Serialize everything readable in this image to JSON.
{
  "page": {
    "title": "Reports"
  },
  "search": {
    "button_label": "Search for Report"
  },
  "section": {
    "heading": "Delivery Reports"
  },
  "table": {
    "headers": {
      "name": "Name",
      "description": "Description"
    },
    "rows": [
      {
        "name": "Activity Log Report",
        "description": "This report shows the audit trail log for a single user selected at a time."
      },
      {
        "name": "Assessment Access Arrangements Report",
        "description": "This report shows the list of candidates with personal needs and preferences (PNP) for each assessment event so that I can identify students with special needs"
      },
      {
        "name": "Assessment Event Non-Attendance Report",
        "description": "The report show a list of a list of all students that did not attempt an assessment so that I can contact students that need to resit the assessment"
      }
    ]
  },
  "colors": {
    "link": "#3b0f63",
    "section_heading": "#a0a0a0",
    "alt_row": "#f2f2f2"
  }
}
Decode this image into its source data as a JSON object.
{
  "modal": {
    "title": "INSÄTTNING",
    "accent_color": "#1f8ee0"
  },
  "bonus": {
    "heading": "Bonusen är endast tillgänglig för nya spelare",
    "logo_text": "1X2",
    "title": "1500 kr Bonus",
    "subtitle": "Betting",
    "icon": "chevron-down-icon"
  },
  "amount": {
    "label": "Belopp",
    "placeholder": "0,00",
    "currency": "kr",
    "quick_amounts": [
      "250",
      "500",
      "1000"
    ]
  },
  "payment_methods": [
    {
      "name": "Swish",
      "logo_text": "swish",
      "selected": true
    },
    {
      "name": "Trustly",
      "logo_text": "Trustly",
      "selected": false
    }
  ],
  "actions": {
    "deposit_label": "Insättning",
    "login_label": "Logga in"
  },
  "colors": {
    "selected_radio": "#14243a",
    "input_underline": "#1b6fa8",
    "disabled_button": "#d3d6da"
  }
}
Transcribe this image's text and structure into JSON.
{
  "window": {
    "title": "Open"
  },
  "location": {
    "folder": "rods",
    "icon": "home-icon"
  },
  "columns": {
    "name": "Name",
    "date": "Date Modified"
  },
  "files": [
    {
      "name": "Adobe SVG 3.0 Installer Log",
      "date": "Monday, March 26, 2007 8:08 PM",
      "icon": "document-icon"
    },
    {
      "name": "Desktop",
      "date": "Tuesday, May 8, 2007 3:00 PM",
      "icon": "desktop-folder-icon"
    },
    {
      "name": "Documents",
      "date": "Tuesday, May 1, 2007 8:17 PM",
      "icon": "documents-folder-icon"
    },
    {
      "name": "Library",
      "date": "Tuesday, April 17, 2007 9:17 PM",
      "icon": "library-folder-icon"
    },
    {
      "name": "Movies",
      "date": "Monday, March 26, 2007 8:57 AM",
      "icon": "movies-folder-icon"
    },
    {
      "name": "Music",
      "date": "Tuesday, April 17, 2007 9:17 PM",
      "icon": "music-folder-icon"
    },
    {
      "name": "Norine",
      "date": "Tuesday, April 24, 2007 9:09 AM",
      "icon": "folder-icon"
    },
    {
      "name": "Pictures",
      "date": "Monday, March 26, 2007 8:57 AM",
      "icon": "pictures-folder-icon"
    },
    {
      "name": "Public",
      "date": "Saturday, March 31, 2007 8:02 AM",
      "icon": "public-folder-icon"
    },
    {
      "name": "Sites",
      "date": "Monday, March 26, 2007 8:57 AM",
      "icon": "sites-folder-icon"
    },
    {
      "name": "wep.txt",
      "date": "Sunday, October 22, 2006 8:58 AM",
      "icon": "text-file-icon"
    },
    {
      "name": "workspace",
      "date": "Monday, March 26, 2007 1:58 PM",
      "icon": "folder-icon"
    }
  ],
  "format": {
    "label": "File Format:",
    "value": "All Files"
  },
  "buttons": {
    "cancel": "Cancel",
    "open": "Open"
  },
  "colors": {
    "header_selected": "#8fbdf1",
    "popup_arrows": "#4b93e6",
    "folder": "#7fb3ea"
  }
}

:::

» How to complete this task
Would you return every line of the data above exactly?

» Problem solution
Serialize everything readable in this image to JSON.
{
  "page": {
    "title": "Reports"
  },
  "search": {
    "button_label": "Search for Report"
  },
  "section": {
    "heading": "Delivery Reports"
  },
  "table": {
    "headers": {
      "name": "Name",
      "description": "Description"
    },
    "rows": [
      {
        "name": "Activity Log Report",
        "description": "This report shows the audit trail log for a single user selected at a time."
      },
      {
        "name": "Assessment Access Arrangements Report",
        "description": "This report shows the list of candidates with personal needs and preferences (PNP) for each assessment event so that I can identify students with special needs"
      },
      {
        "name": "Assessment Event Non-Attendance Report",
        "description": "The report show a list of a list of all students that did not attempt an assessment so that I can contact students that need to resit the assessment"
      }
    ]
  },
  "colors": {
    "link": "#3b0f63",
    "section_heading": "#a0a0a0",
    "alt_row": "#f2f2f2"
  }
}
Decode this image into its source data as a JSON object.
{
  "modal": {
    "title": "INSÄTTNING",
    "accent_color": "#1f8ee0"
  },
  "bonus": {
    "heading": "Bonusen är endast tillgänglig för nya spelare",
    "logo_text": "1X2",
    "title": "1500 kr Bonus",
    "subtitle": "Betting",
    "icon": "chevron-down-icon"
  },
  "amount": {
    "label": "Belopp",
    "placeholder": "0,00",
    "currency": "kr",
    "quick_amounts": [
      "250",
      "500",
      "1000"
    ]
  },
  "payment_methods": [
    {
      "name": "Swish",
      "logo_text": "swish",
      "selected": true
    },
    {
      "name": "Trustly",
      "logo_text": "Trustly",
      "selected": false
    }
  ],
  "actions": {
    "deposit_label": "Insättning",
    "login_label": "Logga in"
  },
  "colors": {
    "selected_radio": "#14243a",
    "input_underline": "#1b6fa8",
    "disabled_button": "#d3d6da"
  }
}
Transcribe this image's text and structure into JSON.
{
  "window": {
    "title": "Open"
  },
  "location": {
    "folder": "rods",
    "icon": "home-icon"
  },
  "columns": {
    "name": "Name",
    "date": "Date Modified"
  },
  "files": [
    {
      "name": "Adobe SVG 3.0 Installer Log",
      "date": "Monday, March 26, 2007 8:08 PM",
      "icon": "document-icon"
    },
    {
      "name": "Desktop",
      "date": "Tuesday, May 8, 2007 3:00 PM",
      "icon": "desktop-folder-icon"
    },
    {
      "name": "Documents",
      "date": "Tuesday, May 1, 2007 8:17 PM",
      "icon": "documents-folder-icon"
    },
    {
      "name": "Library",
      "date": "Tuesday, April 17, 2007 9:17 PM",
      "icon": "library-folder-icon"
    },
    {
      "name": "Movies",
      "date": "Monday, March 26, 2007 8:57 AM",
      "icon": "movies-folder-icon"
    },
    {
      "name": "Music",
      "date": "Tuesday, April 17, 2007 9:17 PM",
      "icon": "music-folder-icon"
    },
    {
      "name": "Norine",
      "date": "Tuesday, April 24, 2007 9:09 AM",
      "icon": "folder-icon"
    },
    {
      "name": "Pictures",
      "date": "Monday, March 26, 2007 8:57 AM",
      "icon": "pictures-folder-icon"
    },
    {
      "name": "Public",
      "date": "Saturday, March 31, 2007 8:02 AM",
      "icon": "public-folder-icon"
    },
    {
      "name": "Sites",
      "date": "Monday, March 26, 2007 8:57 AM",
      "icon": "sites-folder-icon"
    },
    {
      "name": "wep.txt",
      "date": "Sunday, October 22, 2006 8:58 AM",
      "icon": "text-file-icon"
    },
    {
      "name": "workspace",
      "date": "Monday, March 26, 2007 1:58 PM",
      "icon": "folder-icon"
    }
  ],
  "format": {
    "label": "File Format:",
    "value": "All Files"
  },
  "buttons": {
    "cancel": "Cancel",
    "open": "Open"
  },
  "colors": {
    "header_selected": "#8fbdf1",
    "popup_arrows": "#4b93e6",
    "folder": "#7fb3ea"
  }
}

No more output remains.